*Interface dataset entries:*
....

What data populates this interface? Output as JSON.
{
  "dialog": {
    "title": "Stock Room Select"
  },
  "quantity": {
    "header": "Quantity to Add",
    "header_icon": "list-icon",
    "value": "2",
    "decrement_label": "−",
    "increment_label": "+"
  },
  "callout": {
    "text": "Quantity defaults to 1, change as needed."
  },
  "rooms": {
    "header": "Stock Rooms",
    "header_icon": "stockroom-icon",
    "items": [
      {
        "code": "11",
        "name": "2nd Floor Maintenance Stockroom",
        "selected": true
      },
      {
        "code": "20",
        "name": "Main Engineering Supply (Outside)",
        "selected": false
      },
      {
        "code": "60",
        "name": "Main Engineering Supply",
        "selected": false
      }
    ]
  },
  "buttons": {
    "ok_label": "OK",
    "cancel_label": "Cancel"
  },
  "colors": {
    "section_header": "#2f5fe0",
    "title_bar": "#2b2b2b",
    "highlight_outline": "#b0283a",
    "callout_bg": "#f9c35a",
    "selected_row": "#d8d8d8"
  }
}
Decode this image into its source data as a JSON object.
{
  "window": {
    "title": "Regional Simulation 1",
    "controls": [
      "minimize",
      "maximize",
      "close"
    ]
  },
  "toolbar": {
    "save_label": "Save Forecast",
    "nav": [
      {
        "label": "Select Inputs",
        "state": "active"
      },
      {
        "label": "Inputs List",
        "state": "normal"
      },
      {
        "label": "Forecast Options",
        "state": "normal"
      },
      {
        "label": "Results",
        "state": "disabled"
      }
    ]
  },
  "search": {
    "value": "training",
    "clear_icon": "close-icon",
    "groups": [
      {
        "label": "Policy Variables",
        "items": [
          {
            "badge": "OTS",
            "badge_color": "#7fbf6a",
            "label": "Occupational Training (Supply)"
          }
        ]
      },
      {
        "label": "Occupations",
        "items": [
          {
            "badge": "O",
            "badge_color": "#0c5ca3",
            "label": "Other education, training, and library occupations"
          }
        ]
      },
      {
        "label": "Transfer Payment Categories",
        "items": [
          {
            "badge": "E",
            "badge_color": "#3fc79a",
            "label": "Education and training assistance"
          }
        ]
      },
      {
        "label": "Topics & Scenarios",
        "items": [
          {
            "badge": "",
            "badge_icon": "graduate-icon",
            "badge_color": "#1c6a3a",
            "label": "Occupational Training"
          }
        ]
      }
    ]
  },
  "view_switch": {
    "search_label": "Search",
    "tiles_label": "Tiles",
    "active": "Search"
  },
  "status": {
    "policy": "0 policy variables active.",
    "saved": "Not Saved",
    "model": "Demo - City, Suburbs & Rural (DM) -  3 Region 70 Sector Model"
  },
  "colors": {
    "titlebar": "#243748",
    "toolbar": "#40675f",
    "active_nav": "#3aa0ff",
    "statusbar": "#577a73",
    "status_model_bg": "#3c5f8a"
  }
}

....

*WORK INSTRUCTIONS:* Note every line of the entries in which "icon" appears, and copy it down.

*TASK OUTPUT:*
    "header_icon": "list-icon",
    "header_icon": "stockroom-icon",
    "clear_icon": "close-icon",
            "badge_icon": "graduate-icon",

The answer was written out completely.